The next announcement made was to await permission to disembark. That would be another thirty minutes. Once the aircraft was checked and cleared for housing at the terminal, we were escorted off the aircraft by attendants with immediacy. One by one, we made our way into the airport, and were told to await our next instructions.
All of us felt a sense of brotherhood, having survived this together. Deborah stuck to me like glue. We stood there waiting for our luggage when a woman suddenly turned to me and said, “You have a peace about you. Where do you get that?” I smiled at her and said, “I’m a Christian.” She said, “I’ve been watching you, and you are unbelievably calm. Didn’t you feel any fear?” I said, “No. I knew I wasn’t going to die.” She chuckled and nodded.
A Weekend in Dublin
Deborah and I became fast friends. That’s when she explained what had really happened. And once I got home and talked with my cousin who is a professional pilot, he explained the precise details surrounding our event, which made it even more unbelievable.
Our landing was miraculous. And he said, “You had an excellent pilot.

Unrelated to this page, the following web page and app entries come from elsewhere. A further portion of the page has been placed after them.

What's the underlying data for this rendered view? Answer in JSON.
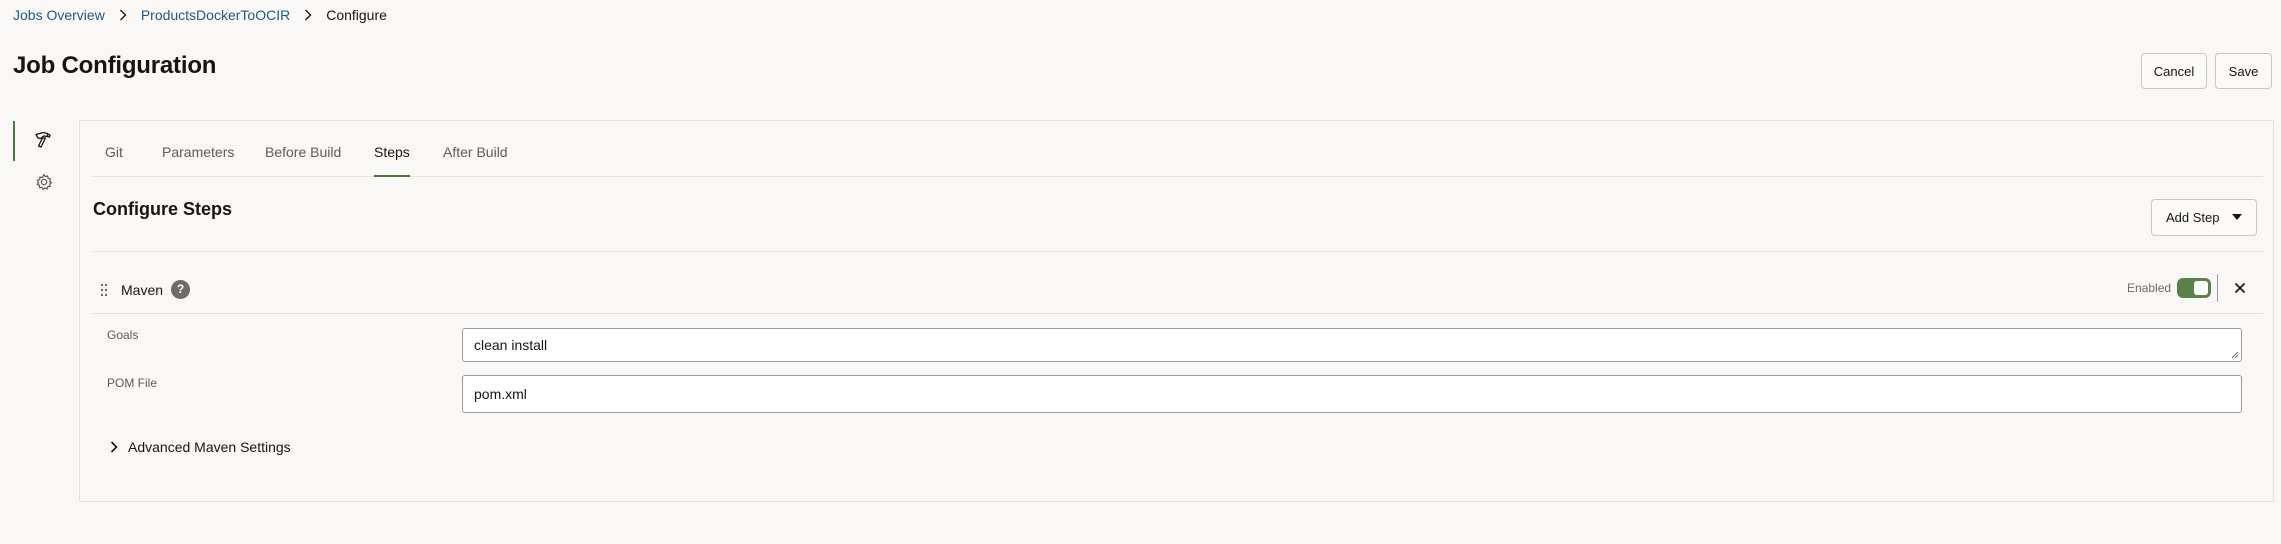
{
  "breadcrumb": {
    "items": [
      "Jobs Overview",
      "ProductsDockerToOCIR"
    ],
    "current": "Configure"
  },
  "page": {
    "title": "Job Configuration"
  },
  "header_actions": {
    "cancel_label": "Cancel",
    "save_label": "Save"
  },
  "side_rail": {
    "items": [
      {
        "icon": "hammer-icon",
        "active": true
      },
      {
        "icon": "gear-icon",
        "active": false
      }
    ]
  },
  "tabs": [
    {
      "label": "Git"
    },
    {
      "label": "Parameters"
    },
    {
      "label": "Before Build"
    },
    {
      "label": "Steps",
      "active": true
    },
    {
      "label": "After Build"
    }
  ],
  "section": {
    "title": "Configure Steps",
    "add_step_label": "Add Step"
  },
  "step": {
    "name": "Maven",
    "help_glyph": "?",
    "enabled_label": "Enabled",
    "enabled": true,
    "goals_label": "Goals",
    "goals_value": "clean install",
    "pom_label": "POM File",
    "pom_value": "pom.xml",
    "advanced_label": "Advanced Maven Settings"
  },
  "colors": {
    "accent": "#4f7342",
    "link": "#1b5a86",
    "toggle_on": "#5c7f4d",
    "background": "#f9f8f6"
  }
}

If it were anyone else, you would have died.” I don’t know who that gentleman was flying that plane, but I was very grateful for his experience and skill. Obviously, he was no novice.
We were shuttled to the Ramada Inn and where we ate a lavish dinner prepared for us. It was Friday. Deborah said, “Why don’t we go out? I want to show you some Irish hospitality.”
Show me Irish hospitality, she certainly did. It lasted all weekend at the expense of Continental Airlines. Strangely enough, they did not immediately reroute us on any outbound flights. They kept us all at the Ramada until Sunday and fed us like kings. Needless to say, it was one of the best weekends of my life. I saw some of the most spectacular places Dublin has to offer. Deborah and I enjoyed a fantastic weekend together. She missed her sister’s wedding. I merely missed another day in class before finals. But it was all good. We were alive. And we had FUN. This was our celebration of life — and Ireland offered it well.
When it came time to fly out, Continental Airlines had the audacity to try to put us all back on that stupid plane — to which I and many others absolutely refused. I demanded a flight out on Aer Lingus, which I was reluctantly granted. For the first time in my life, I experienced flying as it should be. It was an economy seat, which could have served for first class in my opinion. And I was treated like royalty by very attentive stewardesses. Coming home was not something I slept through. Instead, I enjoyed the entire trip.
Asleep in the Storm
The moral of the story is this:
When you know God, and your life truly belongs to Him, you can sleep through the storm. Even when it’s raging, you can rest in His peace, knowing that regardless of what happens, you belong to Him. If you’ve ever read the story of Jesus sleeping on the boat while the disciples were screaming, “We perish!” and wondered how He could pull that off, now you know.
I didn’t understand the intimacies of that story for a long time. But I can tell you, I do now.
Cheers & Shalom,